If you just picked up the Jill Abramson story this week, you might think her dismissal from the New York Times sparked a national conversation about the stigma that surrounds being fired. Abramson already "broke her silence" by giving a commencement speech less than a week after leaving The Times, but now she's finally making the media rounds. (And even sounding off on Girls in Cosmo.) On Wednesday night, she made her first TV appearance since her firing, sitting down with Fox News' Greta Van Susteren. While they touched on sexism, Abramson seemed far more focused on setting an example for everyone who's lost a job they loved. The word "fired" was uttered dozens of times, and Van Susteren pointed out that she wasn't using the word "former" at the interviewee's request. "I've devoted my whole career to truth-telling, so why hide that?" Abramson said.
While Van Susteren asked an obligatory question about the Times' alleged liberal bias (Abramson insisted that's "dead wrong"), the interview was very friendly. It helped that Abramson mainly focused on a topic Fox News viewers could appreciate: the Obama administration's lack of transparency.
The conversation about Abramson's former employer wasn't nasty either, but she admitted that her dismissal was "hurtful," and she didn't see it coming. "But I would say I had my bumps and some difficult situations with some of the people I worked for," she explained. When asked why exactly she was fired, she noted that others have pointed to her management style. "I'm a hard-charging editor and I'm sure that there were some people who worked for me that didn't like that style," she said, adding that she thinks many other people "liked the fact that I was a stand-up editor."

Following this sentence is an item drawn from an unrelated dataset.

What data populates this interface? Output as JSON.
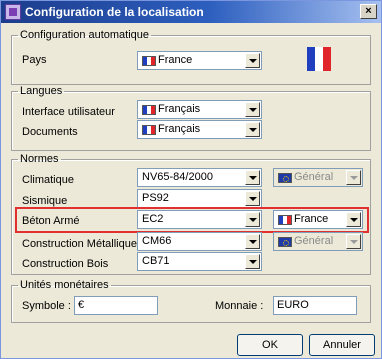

When asked about sexism, she initially pivoted to firings in general. "Plenty of guys get fired, plenty of editors and news executives that I think were distinguished have lost their jobs in this media environment," she said. But while it seems Abramson is mainly interested in being the poster girl for post-firing resilience, she'll accept some feminist anger on her behalf. "What I do think, broadly, is that definitely women in leadership roles are scrutinized constantly and sometimes differently than men," she said.